of Anahuac. The maritime regions, especially those which stretch towards the great bay of Bayonne, are covered with forests, and abound in superb wood for ship-building. But the in-, habitants are exposed to an unhealthy and ex. cessively heated air. The interior of the country enjoys a temperate climate, favourable to health.
The Volcan de Colima, of which the position has never yet been determined by astronomical observations, is the most western of the volcanoes of New Spain, which are placed on the same line in the direction of one parallel. It frequently throws up ashes and smoke. An enlightened ec. clesiastic, who long before my arrival at Mexico had made several very exact barometrical measurements, Don Manuel Abad, great vicar of the bishopric of Mechoacan, estimated the elevation of the Volcan de Colima above the level of the sea at 2800 metres *. - This insulated mountain," observes M. Abad, “appears only of a moderate height when its summit is compared with the ground of Zapotilti and Zapotlan, two villages of 2000 varast of elevation above the level of the coast. It is from the small town of Colima that the volcano appears in all its grandeur. It is never covered with snow, but when it falls in the
STATISTICAL) V. Intendancy of Guadalarara.
chain of the neighbouring mountains from the effects of the north wind. On the 8th December, 1788, the volcano was covered with snow for almost two thirds of its height *; but this snow only remained for two months on the northern declivity of the mountain towards Zapotlan.
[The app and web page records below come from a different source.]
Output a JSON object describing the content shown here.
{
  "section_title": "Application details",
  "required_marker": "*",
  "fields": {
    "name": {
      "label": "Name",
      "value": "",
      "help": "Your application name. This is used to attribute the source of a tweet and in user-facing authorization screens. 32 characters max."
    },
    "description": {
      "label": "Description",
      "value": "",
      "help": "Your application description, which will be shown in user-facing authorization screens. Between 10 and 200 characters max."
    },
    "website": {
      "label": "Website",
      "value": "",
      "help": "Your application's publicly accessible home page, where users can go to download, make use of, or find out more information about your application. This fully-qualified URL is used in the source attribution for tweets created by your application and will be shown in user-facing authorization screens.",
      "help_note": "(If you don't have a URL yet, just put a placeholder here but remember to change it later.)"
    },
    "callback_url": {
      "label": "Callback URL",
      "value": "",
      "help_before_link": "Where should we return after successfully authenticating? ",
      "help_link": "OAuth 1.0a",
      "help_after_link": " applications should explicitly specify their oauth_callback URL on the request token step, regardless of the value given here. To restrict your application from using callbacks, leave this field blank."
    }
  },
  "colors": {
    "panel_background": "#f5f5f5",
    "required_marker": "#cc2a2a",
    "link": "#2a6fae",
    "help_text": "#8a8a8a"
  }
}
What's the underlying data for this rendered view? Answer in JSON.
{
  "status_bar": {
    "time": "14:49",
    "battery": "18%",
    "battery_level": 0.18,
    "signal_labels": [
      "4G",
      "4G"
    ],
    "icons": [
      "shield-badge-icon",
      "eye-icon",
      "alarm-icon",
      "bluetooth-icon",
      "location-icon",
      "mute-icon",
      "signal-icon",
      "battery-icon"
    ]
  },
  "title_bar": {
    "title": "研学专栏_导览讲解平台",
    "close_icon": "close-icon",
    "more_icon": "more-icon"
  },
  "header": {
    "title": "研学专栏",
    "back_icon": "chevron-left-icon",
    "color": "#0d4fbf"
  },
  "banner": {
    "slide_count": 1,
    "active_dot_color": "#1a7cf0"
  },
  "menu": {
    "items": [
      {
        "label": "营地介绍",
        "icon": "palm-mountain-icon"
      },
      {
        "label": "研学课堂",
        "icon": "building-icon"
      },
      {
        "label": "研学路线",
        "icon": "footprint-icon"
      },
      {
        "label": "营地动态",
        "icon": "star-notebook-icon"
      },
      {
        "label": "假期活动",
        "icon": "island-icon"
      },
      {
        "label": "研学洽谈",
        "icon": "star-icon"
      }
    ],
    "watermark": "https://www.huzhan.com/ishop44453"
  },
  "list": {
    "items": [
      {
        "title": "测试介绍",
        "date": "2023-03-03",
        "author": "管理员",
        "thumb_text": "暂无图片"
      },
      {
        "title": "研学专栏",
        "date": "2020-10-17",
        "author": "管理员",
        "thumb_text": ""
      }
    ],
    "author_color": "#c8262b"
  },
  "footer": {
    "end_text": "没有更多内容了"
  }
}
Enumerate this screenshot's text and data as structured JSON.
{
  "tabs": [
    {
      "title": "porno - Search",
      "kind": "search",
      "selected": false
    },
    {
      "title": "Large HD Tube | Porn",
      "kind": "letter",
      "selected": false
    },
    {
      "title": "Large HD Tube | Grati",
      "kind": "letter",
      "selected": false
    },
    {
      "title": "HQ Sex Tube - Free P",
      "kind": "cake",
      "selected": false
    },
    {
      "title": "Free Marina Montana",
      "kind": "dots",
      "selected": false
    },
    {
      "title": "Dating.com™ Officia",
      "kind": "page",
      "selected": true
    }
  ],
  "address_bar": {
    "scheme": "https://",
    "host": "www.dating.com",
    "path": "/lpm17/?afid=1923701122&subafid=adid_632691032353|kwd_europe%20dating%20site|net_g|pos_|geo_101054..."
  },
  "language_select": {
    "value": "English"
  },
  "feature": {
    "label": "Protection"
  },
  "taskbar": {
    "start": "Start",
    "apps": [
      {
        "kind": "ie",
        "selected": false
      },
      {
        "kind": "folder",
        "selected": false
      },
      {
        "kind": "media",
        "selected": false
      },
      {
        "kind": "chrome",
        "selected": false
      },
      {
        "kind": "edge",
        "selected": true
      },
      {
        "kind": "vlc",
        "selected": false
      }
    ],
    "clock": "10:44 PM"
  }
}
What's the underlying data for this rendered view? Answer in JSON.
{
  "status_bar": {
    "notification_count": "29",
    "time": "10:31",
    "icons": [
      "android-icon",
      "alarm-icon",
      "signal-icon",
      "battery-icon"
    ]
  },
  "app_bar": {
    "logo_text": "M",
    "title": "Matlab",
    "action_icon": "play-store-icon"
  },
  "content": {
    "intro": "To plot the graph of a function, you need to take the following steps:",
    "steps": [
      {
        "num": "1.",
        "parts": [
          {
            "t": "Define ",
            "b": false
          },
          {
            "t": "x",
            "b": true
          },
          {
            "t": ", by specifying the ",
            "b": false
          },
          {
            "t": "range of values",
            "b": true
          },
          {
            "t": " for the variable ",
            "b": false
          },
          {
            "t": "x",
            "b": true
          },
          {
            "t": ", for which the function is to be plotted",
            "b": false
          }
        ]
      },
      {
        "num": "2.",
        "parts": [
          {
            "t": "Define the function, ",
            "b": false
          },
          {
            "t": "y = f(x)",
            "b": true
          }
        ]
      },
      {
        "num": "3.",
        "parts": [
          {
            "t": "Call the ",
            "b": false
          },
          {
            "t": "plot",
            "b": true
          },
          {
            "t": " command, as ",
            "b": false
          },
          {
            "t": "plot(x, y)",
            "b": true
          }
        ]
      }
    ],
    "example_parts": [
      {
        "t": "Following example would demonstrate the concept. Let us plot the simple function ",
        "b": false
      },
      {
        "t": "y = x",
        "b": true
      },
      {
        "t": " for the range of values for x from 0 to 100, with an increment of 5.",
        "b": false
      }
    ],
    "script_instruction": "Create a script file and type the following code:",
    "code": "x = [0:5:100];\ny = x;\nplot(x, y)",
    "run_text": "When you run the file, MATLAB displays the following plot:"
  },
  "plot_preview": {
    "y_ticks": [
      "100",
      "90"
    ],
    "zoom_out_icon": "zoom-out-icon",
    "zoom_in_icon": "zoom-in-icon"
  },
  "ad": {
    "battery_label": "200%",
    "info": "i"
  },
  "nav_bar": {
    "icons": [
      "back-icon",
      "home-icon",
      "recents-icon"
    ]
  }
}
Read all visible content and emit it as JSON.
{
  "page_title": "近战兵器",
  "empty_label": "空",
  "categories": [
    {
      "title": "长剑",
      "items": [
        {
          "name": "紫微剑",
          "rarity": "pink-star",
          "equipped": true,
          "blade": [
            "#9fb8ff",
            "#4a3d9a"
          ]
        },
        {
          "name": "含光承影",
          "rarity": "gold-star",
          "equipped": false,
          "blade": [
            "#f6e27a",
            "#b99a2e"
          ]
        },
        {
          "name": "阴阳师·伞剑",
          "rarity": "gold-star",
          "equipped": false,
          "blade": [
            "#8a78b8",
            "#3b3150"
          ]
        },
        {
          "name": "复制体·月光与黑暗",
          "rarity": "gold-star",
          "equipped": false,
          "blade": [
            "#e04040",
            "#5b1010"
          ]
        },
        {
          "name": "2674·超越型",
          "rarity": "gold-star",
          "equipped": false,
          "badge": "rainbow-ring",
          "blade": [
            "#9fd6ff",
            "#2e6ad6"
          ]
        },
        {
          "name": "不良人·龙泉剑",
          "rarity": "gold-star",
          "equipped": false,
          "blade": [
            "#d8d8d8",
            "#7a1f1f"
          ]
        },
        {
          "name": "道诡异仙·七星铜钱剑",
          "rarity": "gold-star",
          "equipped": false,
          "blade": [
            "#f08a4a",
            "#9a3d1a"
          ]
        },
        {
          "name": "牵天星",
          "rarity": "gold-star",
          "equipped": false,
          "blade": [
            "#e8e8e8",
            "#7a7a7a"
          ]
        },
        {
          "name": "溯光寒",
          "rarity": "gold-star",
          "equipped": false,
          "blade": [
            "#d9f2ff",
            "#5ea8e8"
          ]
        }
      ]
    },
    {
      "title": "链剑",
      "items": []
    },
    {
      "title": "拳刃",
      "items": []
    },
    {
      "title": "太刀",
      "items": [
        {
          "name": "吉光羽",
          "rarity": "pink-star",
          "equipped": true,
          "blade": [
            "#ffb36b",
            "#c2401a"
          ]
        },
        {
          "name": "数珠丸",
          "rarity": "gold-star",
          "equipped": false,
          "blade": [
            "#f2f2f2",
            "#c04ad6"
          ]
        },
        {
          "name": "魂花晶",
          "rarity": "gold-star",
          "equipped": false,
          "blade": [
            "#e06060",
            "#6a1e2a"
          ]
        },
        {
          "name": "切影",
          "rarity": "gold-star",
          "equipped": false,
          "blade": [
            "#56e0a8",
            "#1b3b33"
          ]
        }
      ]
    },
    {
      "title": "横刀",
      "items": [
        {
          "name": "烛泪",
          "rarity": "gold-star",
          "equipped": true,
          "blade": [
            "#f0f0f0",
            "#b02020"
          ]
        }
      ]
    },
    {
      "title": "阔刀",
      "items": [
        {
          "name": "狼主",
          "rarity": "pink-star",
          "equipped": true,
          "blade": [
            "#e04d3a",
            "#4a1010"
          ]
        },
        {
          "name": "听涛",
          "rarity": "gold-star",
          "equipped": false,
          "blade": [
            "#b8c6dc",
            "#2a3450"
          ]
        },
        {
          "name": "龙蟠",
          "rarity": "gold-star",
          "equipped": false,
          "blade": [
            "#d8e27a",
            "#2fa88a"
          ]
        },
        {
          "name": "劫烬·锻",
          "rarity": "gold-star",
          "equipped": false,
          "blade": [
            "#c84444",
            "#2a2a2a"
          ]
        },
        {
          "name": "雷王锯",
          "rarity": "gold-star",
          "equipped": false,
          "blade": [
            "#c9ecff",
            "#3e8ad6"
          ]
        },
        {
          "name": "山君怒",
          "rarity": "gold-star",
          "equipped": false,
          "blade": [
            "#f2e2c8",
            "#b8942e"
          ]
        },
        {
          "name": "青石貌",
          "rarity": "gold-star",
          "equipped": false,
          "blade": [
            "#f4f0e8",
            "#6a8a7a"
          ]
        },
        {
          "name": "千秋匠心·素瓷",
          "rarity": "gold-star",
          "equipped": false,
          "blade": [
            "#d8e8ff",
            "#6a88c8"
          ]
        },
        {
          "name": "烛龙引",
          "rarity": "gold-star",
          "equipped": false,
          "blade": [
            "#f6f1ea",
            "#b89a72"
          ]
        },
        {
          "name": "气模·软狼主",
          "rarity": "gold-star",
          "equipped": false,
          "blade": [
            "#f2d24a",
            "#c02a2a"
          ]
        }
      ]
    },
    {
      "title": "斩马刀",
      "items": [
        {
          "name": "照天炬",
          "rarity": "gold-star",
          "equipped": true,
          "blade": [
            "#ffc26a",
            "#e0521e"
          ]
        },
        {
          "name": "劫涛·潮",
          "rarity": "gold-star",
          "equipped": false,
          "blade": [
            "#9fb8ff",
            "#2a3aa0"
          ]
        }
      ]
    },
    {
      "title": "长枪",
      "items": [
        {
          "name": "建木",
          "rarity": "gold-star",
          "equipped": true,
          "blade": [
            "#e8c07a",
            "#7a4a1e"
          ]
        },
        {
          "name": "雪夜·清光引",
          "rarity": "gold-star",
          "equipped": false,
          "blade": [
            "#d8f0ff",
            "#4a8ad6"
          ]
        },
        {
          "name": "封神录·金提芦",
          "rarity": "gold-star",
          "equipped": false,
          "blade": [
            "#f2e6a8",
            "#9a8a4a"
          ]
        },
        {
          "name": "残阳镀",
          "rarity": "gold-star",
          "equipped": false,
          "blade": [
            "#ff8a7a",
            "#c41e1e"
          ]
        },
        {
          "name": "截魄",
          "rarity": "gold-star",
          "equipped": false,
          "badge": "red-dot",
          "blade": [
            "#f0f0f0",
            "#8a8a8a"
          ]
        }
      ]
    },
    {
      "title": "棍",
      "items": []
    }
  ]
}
In the beginning of 1791 I made the tour of the vol. cano by Sayula, Tuspan, and Colima, without seeing the smallest trace of snow on its summits."
According to a manuscript memoir communi. cated to the tribunal of the Consulado of Vera Cruz by the intendant of Guadalaxara, the value of the agricultural produce of this intendancy amounted, in 1802, to 2,599,000 piastrest(nearly 13 millions of francs), in which there were computed 1,657,000 fanegas of maize, 43,000 cargas of wheat, 17,000 tercios of cotton (at 5 piastres the tercio), and 20,000 pounds of cochineal of Autlan (at 3 francs the pound). The value of the manufacturing industry was estimated at 3,302,200 piastres I, or 16 millions and a half of francs.
* Let us suppose that the snow only covered the volcano for the half of its height. Now snow sometimes falls in the western part of New Spain under the latitude of 18° and 20', at 1600 metres of elevation (5248 feet). These meteorological considerations would induce us to assign nearly 3200 metres (10,498 feet) for the height of the Volcan de Colima.
+ = 13,644,750 francs = 568,531l. sterling. Trans. I # 17,336,550 francs = 722,3511. sterling Trans,
ANALYSIS.} V. Intendancy of Guadalarara.
The province of Guadalaxara contains 2 ciu. dades, 6 villas, and 322 villages. The most celebrated mines are those of Bolanos, Asientos de Ibarra, Hostiotipaquillo, Copala, and Guichi. chila near Tepic.
The most remarkable towns are: Guadalarara, on the left bank of the Rio de Santiago, the residence of the intendant, of the bishop, and the high court of justice (Audiencia).- Population 19,500
San Blas, a port, the residence of the Departimiento de Marina at the mouth of the Rio de Santiago. The official people (officiales reales) remain at Tepic, a small town, of which the climate is not so hot and is more salubrious. Within these ten years the question has been discussed if it would be useful to transfer the dock-yards, magazines, and the whole marine department from San Blas to Acapulco. This last port wants wood for ship-building. The air there is also equally unhealthy as at San Blas, but the projected change, by favouring the concentration of the naval force, would give the government a greater facility in knowing the wants of the marine and the means of supplying them.
Compostella, to the south of Tepic. To the north-west of Compostella, as well as in the par.